Mabry Introduction We aren't accustomed to think in terms of the whole in the West. The starting point for our cosmology historically has been the atom, and more recently, the elusive parts of the atom.
See Article History Alternative Title: At that time, almost everything in the domain of systematic knowledge was understood to be a branch of philosophy.
As a branch of philosophy it served, instead, as a kind of review of the implications for human nature of philosophically more central doctrines, and it may have incorporated a good deal of empirical material that would now be thought of as belonging to psychology. Because the field of study was a part of philosophy, it did not have to be explicitly so described.
By the end of the 19th century, anthropology and many other disciplines had established their independence from philosophy. Anthropology emerged as a branch of the social sciences that studied the biological and evolutionary history of human beings physical anthropologyas well as the culture and society that distinguished Homo sapiens from other animal species cultural anthropology.
In their study of social and cultural institutions and practices, anthropologists typically focused on the less highly developed societies, further distinguishing anthropology from sociology.
As a result of these developments, the term philosophical anthropology is not in familiar use among anthropologists and would probably not meet with any ready comprehension from philosophers either, at least in the English-speaking world. To put the matter somewhat differently, anthropology is now regarded as an empirical scientific discipline, and, as such, it discounts the relevance of philosophical theories of human nature.
The inference here is that philosophical as opposed to empirical anthropology would almost certainly be bad anthropology. These views reflect a positivistic conception of scientific knowledge and the negative judgment of philosophy that typically goes with it.
According to this view, philosophy, like religion, belongs to a period in the history of thought that has passed; it has been replaced by science and no longer has any real contribution to make to inquiries that conform to the rigorous epistemic or cognitive norms set by the natural sciences. It follows that the application of the adjective philosophical—not just to anthropology, but to any discipline at all—has fallen out of favour.
The only exception would be when the philosophical aspect of the discipline in question is confined to epistemological and logical matters and remains quite distinct from the substantive inquiries in which that discipline engages.
Many philosophers have signaled an acceptance of this limitation on their work by concentrating their attention on language as the medium through which logical issues can be expressed.
This term is also applied to the older accounts of human nature by philosophers whose work predated such distinctions. For the purposes of this discussion, however, the primary reference of the term philosophical anthropology will be to the period in which these ambiguities developed.
In both old and new approaches, the principal focus of philosophical interest has been a feature of human nature that has long been central to self-understanding.
In simple terms, it is the recognition that human beings have minds —or, in more traditional parlance, souls.

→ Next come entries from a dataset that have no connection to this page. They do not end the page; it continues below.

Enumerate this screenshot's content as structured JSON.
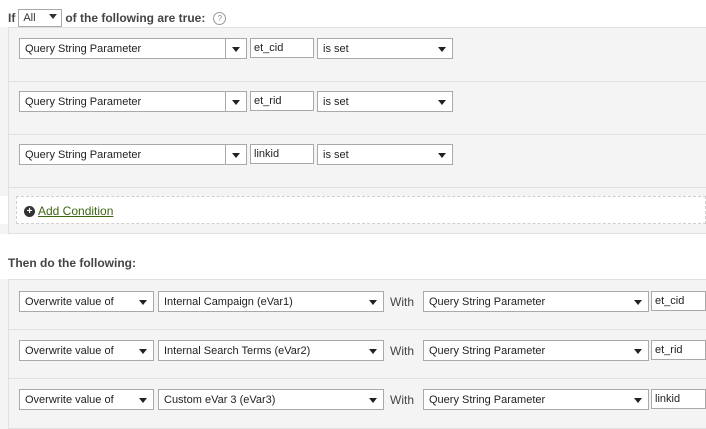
{
  "header": {
    "if_label": "If",
    "match_mode": "All",
    "suffix": "of the following are true:",
    "help_icon": "help-circle-icon"
  },
  "conditions": [
    {
      "type": "Query String Parameter",
      "value": "et_cid",
      "operator": "is set"
    },
    {
      "type": "Query String Parameter",
      "value": "et_rid",
      "operator": "is set"
    },
    {
      "type": "Query String Parameter",
      "value": "linkid",
      "operator": "is set"
    }
  ],
  "add_condition": {
    "label": "Add Condition",
    "icon": "plus-circle-icon"
  },
  "then_label": "Then do the following:",
  "actions": [
    {
      "action": "Overwrite value of",
      "variable": "Internal Campaign (eVar1)",
      "with": "With",
      "source": "Query String Parameter",
      "param": "et_cid"
    },
    {
      "action": "Overwrite value of",
      "variable": "Internal Search Terms (eVar2)",
      "with": "With",
      "source": "Query String Parameter",
      "param": "et_rid"
    },
    {
      "action": "Overwrite value of",
      "variable": "Custom eVar 3 (eVar3)",
      "with": "With",
      "source": "Query String Parameter",
      "param": "linkid"
    }
  ]
}
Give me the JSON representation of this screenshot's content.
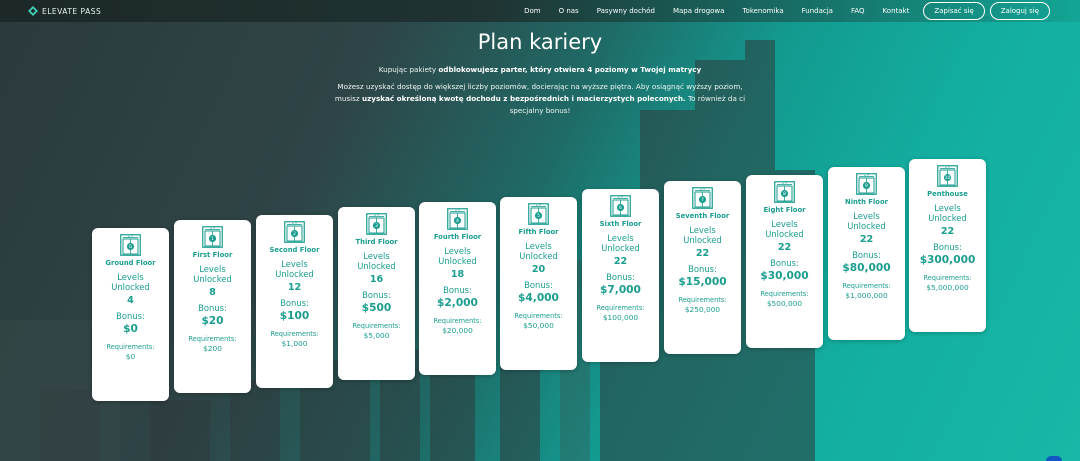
{
  "nav": {
    "logo_text": "ELEVATE PASS",
    "links": [
      "Dom",
      "O nas",
      "Pasywny dochód",
      "Mapa drogowa",
      "Tokenomika",
      "Fundacja",
      "FAQ",
      "Kontakt"
    ],
    "register_label": "Zapisać się",
    "login_label": "Zaloguj się"
  },
  "hero": {
    "title": "Plan kariery",
    "line1_pre": "Kupując pakiety ",
    "line1_bold": "odblokowujesz parter, który otwiera 4 poziomy w Twojej matrycy",
    "line2": "Możesz uzyskać dostęp do większej liczby poziomów, docierając na wyższe piętra. Aby osiągnąć wyższy poziom,",
    "line3_pre": "musisz ",
    "line3_bold": "uzyskać określoną kwotę dochodu z bezpośrednich i macierzystych poleconych.",
    "line3_post": " To również da ci",
    "line4": "specjalny bonus!"
  },
  "labels": {
    "levels": "Levels Unlocked",
    "bonus": "Bonus:",
    "requirements": "Requirements:"
  },
  "floors": [
    {
      "number": "G",
      "name": "Ground Floor",
      "levels": "4",
      "bonus": "$0",
      "requirement": "$0"
    },
    {
      "number": "1",
      "name": "First Floor",
      "levels": "8",
      "bonus": "$20",
      "requirement": "$200"
    },
    {
      "number": "2",
      "name": "Second Floor",
      "levels": "12",
      "bonus": "$100",
      "requirement": "$1,000"
    },
    {
      "number": "3",
      "name": "Third Floor",
      "levels": "16",
      "bonus": "$500",
      "requirement": "$5,000"
    },
    {
      "number": "4",
      "name": "Fourth Floor",
      "levels": "18",
      "bonus": "$2,000",
      "requirement": "$20,000"
    },
    {
      "number": "5",
      "name": "Fifth Floor",
      "levels": "20",
      "bonus": "$4,000",
      "requirement": "$50,000"
    },
    {
      "number": "6",
      "name": "Sixth Floor",
      "levels": "22",
      "bonus": "$7,000",
      "requirement": "$100,000"
    },
    {
      "number": "7",
      "name": "Seventh Floor",
      "levels": "22",
      "bonus": "$15,000",
      "requirement": "$250,000"
    },
    {
      "number": "8",
      "name": "Eight Floor",
      "levels": "22",
      "bonus": "$30,000",
      "requirement": "$500,000"
    },
    {
      "number": "9",
      "name": "Ninth Floor",
      "levels": "22",
      "bonus": "$80,000",
      "requirement": "$1,000,000"
    },
    {
      "number": "10",
      "name": "Penthouse",
      "levels": "22",
      "bonus": "$300,000",
      "requirement": "$5,000,000"
    }
  ],
  "colors": {
    "accent": "#1a9d8f",
    "card_bg": "#ffffff"
  }
}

Long before recorded history, the soul was understood to be that part of human nature that made life, motion, and sentience possible. Since at least the 19th century the actuality of the soul has been hotly contested in Western philosophyusually in the name of science, especially as the vital functions once attributed to it were gradually explained by normal physical and physiological processes.
But even though its defenders no longer apply the term widely, the concept of the soul has endured.Life Youth. Abelard, originally called "Pierre le Pallet", was born c.
in Le Pallet, about 10 miles (16 km) east of Nantes, in Brittany, the eldest son of a minor noble French family. As a boy, he learned quickly.
His father, a knight called Berenger, encouraged Pierre to study the liberal arts, wherein he excelled at the art of dialectic (a branch of philosophy), which, at that time.
It was during this same period that his major philosophical works were conceived, General works on Teilhard’s philosophy are Henri de Lubac, La pensée religieuse du Père Teilhard de Chardin (Paris, According to Karl and Nicole Schmitz Moormann in Pierre Teilhard de Chardin.
1. a philosophical system developed by Auguste Comte, concerned with positive facts and phenomena, the flrst verifled by the methods of the empirical sciences, the second explainable by scientific laws. Also called Comtism. 2. a contemporary philosophical movement stressing the task of philosophy as criticizing and analyzing science, and rejecting all transcendental metaphysics.
Anthropology and philosophical anthropology Origins and terminology. In the 18th century, “anthropology” was the branch of philosophy that gave an account of human metin2sell.com that time, almost everything in the domain of systematic knowledge was understood to be a branch of philosophy.
After Bishop Michael Bruce Curry delivered his sermon at today’s wedding of Prince Harry and Meghan Markle, many observers around the world wondered, as one headline put it, “Who was the Jesuit priest mentioned during the Royal Wedding sermon?” On Twitter, many of those familiar with the work of that Jesuit priest, Pierre Teilhard de Chardin, expressed surprise and joy at the inclusion.
Pierre Teilhard de Chardin: Pierre Teilhard de Chardin, French philosopher and paleontologist known for his theory that man is evolving, mentally and socially, toward a final spiritual unity.
Blending science and Christianity, he declared that the human epic resembles “nothing so much as a way of the Cross.” Various theories.